[INPUT MATERIAL — start]
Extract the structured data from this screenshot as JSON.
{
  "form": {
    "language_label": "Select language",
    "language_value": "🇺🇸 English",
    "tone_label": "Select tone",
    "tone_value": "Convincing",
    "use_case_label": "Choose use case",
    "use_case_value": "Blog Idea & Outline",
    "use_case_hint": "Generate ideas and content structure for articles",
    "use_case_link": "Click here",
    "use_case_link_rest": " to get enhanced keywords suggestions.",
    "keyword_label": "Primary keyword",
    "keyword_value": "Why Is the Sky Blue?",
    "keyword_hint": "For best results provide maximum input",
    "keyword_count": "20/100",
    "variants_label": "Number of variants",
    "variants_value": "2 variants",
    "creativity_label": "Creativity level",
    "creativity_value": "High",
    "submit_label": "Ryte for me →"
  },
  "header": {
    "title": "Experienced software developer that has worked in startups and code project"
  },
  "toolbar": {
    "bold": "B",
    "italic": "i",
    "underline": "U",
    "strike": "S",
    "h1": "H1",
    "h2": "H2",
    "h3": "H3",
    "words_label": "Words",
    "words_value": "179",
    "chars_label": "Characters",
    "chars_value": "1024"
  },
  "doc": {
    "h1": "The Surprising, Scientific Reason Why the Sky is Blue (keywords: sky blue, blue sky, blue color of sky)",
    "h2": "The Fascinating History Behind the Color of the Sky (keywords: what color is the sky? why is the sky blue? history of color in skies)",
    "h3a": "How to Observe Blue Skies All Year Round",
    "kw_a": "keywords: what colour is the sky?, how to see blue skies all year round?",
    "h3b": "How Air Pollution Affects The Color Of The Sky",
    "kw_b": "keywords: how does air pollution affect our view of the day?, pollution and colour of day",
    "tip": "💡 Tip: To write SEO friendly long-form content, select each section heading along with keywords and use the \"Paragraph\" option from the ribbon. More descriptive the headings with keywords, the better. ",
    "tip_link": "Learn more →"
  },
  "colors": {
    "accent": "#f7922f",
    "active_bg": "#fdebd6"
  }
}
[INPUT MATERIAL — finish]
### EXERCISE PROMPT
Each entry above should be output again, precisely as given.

### ANSWER FOR THE TASK
Extract the structured data from this screenshot as JSON.
{
  "form": {
    "language_label": "Select language",
    "language_value": "🇺🇸 English",
    "tone_label": "Select tone",
    "tone_value": "Convincing",
    "use_case_label": "Choose use case",
    "use_case_value": "Blog Idea & Outline",
    "use_case_hint": "Generate ideas and content structure for articles",
    "use_case_link": "Click here",
    "use_case_link_rest": " to get enhanced keywords suggestions.",
    "keyword_label": "Primary keyword",
    "keyword_value": "Why Is the Sky Blue?",
    "keyword_hint": "For best results provide maximum input",
    "keyword_count": "20/100",
    "variants_label": "Number of variants",
    "variants_value": "2 variants",
    "creativity_label": "Creativity level",
    "creativity_value": "High",
    "submit_label": "Ryte for me →"
  },
  "header": {
    "title": "Experienced software developer that has worked in startups and code project"
  },
  "toolbar": {
    "bold": "B",
    "italic": "i",
    "underline": "U",
    "strike": "S",
    "h1": "H1",
    "h2": "H2",
    "h3": "H3",
    "words_label": "Words",
    "words_value": "179",
    "chars_label": "Characters",
    "chars_value": "1024"
  },
  "doc": {
    "h1": "The Surprising, Scientific Reason Why the Sky is Blue (keywords: sky blue, blue sky, blue color of sky)",
    "h2": "The Fascinating History Behind the Color of the Sky (keywords: what color is the sky? why is the sky blue? history of color in skies)",
    "h3a": "How to Observe Blue Skies All Year Round",
    "kw_a": "keywords: what colour is the sky?, how to see blue skies all year round?",
    "h3b": "How Air Pollution Affects The Color Of The Sky",
    "kw_b": "keywords: how does air pollution affect our view of the day?, pollution and colour of day",
    "tip": "💡 Tip: To write SEO friendly long-form content, select each section heading along with keywords and use the \"Paragraph\" option from the ribbon. More descriptive the headings with keywords, the better. ",
    "tip_link": "Learn more →"
  },
  "colors": {
    "accent": "#f7922f",
    "active_bg": "#fdebd6"
  }
}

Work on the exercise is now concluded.